Appellant has also complained of irregularities in the sentencing hearing and claims these irregularities resulted in an excessive and unreasonable sentence. He maintains the court did not take into consideration his lack of prior criminal record as a mitigating factor and that it did not make a detailed statement of the reasons it imposed the maximum sentence. A sentencing court must make a record of the sentencing hearing. I.C. 35-38-1-3. If the court finds aggravating and mitigating circumstances, the record must contain "a statement of the court's reasons for selecting the sentence that it imposes." Id. This requirement is not satisfied by a mere recitation of the conclusory statutory language enumerating the mitigating and aggravating circumstances. Dudley v. State (1985), Ind., 480 N.E.2d 881. The statement should not only list the significant mitigating and aggravating circumstances but should contain specific facts and reasons
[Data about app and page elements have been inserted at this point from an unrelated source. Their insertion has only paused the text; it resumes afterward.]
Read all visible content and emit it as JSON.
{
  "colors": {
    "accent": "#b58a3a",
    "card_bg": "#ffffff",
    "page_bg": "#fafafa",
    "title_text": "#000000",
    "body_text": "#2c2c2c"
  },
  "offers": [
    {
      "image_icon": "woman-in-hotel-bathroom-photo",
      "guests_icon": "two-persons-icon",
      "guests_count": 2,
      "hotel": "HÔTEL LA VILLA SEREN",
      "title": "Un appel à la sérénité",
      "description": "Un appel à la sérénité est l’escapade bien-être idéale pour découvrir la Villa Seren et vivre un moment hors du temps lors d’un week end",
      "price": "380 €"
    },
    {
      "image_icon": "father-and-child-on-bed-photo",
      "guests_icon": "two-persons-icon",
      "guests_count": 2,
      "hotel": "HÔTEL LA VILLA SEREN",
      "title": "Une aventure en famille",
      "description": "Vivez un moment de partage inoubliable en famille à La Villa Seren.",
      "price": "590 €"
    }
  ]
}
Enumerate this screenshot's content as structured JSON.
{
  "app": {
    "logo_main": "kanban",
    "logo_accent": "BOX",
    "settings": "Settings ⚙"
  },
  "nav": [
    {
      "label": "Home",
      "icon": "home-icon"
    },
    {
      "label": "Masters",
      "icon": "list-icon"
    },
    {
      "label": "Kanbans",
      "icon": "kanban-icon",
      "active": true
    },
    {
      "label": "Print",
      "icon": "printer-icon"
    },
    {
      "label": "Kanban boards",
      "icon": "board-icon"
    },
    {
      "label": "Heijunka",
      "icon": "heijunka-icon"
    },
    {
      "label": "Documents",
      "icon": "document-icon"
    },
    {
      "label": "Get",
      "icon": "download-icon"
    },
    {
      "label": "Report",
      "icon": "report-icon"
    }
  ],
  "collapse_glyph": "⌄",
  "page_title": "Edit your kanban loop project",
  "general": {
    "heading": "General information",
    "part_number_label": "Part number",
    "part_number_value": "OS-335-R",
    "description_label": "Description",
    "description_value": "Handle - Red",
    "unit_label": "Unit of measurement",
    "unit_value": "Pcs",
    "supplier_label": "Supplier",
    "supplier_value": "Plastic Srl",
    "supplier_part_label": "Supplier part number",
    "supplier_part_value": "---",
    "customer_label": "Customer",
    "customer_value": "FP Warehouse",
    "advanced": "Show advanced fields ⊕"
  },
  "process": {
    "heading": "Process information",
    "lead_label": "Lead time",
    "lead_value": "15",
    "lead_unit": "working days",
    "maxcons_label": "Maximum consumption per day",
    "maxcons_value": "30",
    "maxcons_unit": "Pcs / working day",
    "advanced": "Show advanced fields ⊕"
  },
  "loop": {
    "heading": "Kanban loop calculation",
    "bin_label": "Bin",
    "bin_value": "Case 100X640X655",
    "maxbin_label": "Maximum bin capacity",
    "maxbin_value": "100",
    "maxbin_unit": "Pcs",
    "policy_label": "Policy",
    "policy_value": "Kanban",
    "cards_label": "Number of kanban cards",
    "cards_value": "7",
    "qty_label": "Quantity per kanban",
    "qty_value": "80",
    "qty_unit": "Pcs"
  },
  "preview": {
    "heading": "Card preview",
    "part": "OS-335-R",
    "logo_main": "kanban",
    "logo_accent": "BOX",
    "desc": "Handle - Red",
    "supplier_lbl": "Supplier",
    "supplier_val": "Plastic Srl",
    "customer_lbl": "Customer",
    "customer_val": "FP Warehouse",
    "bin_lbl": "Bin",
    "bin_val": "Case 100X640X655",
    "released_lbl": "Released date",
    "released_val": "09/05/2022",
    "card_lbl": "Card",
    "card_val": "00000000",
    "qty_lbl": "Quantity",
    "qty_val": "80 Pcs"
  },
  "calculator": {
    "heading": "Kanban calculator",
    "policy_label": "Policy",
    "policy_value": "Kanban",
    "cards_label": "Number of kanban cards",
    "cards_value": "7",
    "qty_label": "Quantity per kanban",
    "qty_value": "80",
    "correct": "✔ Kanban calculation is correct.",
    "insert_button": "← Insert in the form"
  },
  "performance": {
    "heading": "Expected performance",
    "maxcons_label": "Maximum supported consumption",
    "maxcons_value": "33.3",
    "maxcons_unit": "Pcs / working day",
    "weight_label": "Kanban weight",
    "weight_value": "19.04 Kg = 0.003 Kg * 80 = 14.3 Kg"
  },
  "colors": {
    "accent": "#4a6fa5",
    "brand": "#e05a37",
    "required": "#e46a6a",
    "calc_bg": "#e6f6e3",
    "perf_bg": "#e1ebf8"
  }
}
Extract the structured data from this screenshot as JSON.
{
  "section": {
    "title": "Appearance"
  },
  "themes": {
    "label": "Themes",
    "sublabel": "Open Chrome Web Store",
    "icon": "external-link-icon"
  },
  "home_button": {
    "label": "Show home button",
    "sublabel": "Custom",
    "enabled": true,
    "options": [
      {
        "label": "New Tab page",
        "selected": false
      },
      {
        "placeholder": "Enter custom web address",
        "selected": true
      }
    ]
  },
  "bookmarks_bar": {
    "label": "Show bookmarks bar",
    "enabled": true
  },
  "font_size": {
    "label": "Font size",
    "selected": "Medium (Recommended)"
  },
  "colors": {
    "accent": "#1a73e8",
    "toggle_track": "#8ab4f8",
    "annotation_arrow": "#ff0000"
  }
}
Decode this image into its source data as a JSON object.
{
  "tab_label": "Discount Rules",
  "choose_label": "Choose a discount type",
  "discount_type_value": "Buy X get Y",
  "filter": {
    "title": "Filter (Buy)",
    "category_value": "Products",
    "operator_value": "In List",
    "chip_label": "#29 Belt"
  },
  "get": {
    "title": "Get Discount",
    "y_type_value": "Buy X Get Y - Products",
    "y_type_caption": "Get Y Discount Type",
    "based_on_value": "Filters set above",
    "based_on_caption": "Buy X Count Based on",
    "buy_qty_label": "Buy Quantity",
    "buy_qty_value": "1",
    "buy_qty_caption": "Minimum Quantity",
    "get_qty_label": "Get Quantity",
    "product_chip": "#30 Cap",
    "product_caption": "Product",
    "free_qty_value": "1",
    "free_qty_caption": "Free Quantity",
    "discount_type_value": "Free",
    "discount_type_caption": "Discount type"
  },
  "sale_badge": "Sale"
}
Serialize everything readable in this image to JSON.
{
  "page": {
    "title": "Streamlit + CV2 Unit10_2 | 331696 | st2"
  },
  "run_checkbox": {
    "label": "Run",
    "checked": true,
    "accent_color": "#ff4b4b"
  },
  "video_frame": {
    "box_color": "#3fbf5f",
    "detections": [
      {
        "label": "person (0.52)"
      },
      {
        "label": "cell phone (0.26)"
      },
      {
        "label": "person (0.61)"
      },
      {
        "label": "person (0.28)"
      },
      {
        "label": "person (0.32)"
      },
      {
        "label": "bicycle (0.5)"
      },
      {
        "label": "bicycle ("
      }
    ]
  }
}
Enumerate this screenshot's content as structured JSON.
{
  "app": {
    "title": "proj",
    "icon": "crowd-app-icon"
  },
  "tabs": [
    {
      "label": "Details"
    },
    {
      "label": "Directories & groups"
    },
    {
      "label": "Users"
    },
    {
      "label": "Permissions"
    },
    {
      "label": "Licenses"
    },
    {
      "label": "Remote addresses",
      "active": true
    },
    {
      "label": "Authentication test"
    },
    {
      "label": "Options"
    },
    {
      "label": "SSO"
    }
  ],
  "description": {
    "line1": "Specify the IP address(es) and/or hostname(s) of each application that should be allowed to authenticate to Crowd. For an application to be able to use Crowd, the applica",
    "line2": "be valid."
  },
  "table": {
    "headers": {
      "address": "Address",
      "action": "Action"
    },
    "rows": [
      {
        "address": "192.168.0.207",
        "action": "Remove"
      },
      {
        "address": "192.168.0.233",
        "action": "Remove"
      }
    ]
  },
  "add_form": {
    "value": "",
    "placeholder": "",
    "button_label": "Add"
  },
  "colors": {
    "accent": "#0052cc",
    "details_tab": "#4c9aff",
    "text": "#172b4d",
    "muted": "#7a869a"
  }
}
Here the court's statement made at the sentencing hearing indicates that it engaged in the required weighing and balancing. The court did not merely recite the statutory aggravators and mitigators, but detailed specific facts concerning the crime and appellant's character. While the court's statements as to appellant's prior criminal history are somewhat equivocal, on the whole, the record indicates that it was taken into account and given little or no weight. The court's statement satisfied the purposes underlying the specificity requirement. Further, the sentence was not manifestly unreasonable. To come within that category, it must be such that no reasonable person could find it appropriate for the particular offense and defendant. Tucker v. State (1983), Ind., 443 N.E.2d 840. Considering the serious nature of the crime here, we cannot say the sentence was manifestly unreasonable.
Finally, the record does not support appellant's contention that the court improperly considered his failure to appear at an extradition hearing in Chicago as an aggravating circumstance. Without reaching the question of whether such evidence could properly be considered an aggravating circumstance, we simply note that the court stated specifically in the record that it was not considering that particular evidence in determining sentence and its statement as a whole supports this assertion. Therefore, the argument fails.
The conviction is affirmed, and appellant's request for oral argument is denied.
SHEPARD, C.J., and PIVARNIK and DICKSON, JJ., concur.
GIVAN, J., concurs in result with separate opinion.
GIVAN, Justice, concurring in result.
I concur in the result only in this case. I do not agree with the majority observation that the search of appellant's automobile was improper. Based upon the facts and authorities cited in the majority opinion, I would hold that the search was a proper inventory search of an impounded automobile.